**THE PROBLEM:** From the material below, return every line that includes "Number".

**PROVIDED DATA:**
--- START ---

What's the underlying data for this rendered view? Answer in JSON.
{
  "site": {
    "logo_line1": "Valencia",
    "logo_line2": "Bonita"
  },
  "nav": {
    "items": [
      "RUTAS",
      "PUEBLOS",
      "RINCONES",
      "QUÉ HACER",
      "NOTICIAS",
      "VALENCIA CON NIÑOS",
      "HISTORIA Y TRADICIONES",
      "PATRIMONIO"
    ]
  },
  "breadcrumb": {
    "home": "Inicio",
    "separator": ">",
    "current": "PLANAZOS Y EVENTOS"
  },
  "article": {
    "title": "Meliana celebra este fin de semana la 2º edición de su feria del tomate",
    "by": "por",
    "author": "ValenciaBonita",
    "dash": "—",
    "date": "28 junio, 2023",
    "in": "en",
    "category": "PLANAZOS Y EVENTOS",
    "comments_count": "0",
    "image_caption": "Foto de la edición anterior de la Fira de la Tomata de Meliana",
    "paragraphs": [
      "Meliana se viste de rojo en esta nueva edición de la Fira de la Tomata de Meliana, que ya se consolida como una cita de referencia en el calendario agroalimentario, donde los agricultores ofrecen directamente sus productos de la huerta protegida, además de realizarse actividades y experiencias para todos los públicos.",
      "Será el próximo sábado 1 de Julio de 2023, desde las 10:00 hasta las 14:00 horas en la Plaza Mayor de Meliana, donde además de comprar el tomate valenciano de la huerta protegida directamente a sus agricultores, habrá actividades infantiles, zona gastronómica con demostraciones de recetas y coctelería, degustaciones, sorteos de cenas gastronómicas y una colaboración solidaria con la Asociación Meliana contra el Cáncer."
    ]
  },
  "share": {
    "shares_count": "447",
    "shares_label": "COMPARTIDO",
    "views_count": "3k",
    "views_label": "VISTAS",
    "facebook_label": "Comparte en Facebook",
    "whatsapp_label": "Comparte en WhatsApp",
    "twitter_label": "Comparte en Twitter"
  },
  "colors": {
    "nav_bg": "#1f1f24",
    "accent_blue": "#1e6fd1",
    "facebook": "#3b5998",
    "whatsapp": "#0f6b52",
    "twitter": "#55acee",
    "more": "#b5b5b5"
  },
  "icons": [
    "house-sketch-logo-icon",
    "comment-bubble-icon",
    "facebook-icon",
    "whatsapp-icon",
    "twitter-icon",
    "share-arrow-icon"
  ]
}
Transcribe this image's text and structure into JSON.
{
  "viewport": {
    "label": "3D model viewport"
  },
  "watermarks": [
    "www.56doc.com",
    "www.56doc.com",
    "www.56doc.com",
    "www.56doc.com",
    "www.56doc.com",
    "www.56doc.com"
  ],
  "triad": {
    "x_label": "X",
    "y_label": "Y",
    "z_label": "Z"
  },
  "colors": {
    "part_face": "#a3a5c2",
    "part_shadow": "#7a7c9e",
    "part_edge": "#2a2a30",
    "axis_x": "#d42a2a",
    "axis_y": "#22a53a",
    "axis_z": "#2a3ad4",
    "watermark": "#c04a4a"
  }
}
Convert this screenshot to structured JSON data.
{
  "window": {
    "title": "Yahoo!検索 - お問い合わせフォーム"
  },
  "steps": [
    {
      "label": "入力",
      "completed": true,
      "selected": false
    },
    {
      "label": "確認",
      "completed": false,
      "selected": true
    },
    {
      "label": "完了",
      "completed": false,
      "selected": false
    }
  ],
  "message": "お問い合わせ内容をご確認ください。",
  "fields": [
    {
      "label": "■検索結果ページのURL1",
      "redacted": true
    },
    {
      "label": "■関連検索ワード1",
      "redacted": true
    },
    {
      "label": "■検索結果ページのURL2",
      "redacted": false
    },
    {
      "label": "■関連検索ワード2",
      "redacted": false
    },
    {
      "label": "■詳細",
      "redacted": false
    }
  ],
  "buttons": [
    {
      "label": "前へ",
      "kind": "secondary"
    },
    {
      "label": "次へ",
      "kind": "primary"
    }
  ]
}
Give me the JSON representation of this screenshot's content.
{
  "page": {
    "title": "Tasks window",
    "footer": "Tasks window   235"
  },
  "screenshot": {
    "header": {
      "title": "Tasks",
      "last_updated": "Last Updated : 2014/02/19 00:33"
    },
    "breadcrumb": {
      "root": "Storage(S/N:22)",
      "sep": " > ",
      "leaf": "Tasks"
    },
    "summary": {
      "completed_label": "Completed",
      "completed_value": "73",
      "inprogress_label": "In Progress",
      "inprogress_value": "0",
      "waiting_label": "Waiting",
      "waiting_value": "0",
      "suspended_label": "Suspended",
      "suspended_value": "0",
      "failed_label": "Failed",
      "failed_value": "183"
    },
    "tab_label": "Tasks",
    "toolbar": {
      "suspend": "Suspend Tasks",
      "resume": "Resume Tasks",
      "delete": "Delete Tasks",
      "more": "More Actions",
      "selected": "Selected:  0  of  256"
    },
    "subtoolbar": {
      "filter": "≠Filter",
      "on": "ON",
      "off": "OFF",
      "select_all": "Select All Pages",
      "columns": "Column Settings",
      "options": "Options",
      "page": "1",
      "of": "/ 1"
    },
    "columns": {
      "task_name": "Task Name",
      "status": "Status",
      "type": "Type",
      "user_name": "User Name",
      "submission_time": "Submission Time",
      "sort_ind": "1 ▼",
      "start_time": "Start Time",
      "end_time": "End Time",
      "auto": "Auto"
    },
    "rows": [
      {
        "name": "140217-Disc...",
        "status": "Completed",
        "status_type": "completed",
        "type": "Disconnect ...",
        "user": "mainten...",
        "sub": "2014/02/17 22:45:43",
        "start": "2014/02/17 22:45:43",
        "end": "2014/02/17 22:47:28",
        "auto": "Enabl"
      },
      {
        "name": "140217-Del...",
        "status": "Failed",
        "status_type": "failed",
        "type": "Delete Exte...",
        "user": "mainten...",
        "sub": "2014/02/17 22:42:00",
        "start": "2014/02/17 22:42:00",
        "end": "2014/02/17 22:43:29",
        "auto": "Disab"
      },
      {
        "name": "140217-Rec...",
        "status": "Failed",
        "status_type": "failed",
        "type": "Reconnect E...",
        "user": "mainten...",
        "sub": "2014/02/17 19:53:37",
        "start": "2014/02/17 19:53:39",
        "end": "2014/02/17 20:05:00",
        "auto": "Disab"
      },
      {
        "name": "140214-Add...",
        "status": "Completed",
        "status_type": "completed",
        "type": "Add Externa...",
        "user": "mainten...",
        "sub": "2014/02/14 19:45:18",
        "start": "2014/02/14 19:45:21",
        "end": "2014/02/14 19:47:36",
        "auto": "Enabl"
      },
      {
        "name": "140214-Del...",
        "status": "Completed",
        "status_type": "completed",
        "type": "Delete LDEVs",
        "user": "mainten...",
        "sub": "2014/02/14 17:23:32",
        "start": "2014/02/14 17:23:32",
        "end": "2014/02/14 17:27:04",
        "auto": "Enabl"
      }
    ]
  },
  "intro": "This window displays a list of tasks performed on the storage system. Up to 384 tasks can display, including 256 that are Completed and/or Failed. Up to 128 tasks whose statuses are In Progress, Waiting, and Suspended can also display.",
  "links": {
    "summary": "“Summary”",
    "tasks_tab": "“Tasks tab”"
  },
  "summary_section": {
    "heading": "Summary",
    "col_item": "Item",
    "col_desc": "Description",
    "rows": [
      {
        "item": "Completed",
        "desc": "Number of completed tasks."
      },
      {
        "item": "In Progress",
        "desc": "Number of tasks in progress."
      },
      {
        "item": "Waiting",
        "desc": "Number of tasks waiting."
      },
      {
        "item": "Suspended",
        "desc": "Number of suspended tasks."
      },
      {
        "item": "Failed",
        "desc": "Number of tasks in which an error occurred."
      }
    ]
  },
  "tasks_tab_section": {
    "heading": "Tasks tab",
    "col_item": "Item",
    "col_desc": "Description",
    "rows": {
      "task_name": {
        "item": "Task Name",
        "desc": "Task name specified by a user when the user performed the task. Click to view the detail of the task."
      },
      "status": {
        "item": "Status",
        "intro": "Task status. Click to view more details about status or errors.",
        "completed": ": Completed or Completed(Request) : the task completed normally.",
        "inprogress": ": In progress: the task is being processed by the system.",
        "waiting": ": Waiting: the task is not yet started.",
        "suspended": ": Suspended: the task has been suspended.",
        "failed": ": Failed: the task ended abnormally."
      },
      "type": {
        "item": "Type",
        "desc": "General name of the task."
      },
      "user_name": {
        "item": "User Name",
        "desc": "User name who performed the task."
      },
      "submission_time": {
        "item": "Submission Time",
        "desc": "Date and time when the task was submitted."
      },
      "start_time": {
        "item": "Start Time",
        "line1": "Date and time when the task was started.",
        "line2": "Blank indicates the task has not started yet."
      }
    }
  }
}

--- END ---

**RESPONSE TO THE TASK:**
        "desc": "Number of completed tasks."
        "desc": "Number of tasks in progress."
        "desc": "Number of tasks waiting."
        "desc": "Number of suspended tasks."
        "desc": "Number of tasks in which an error occurred."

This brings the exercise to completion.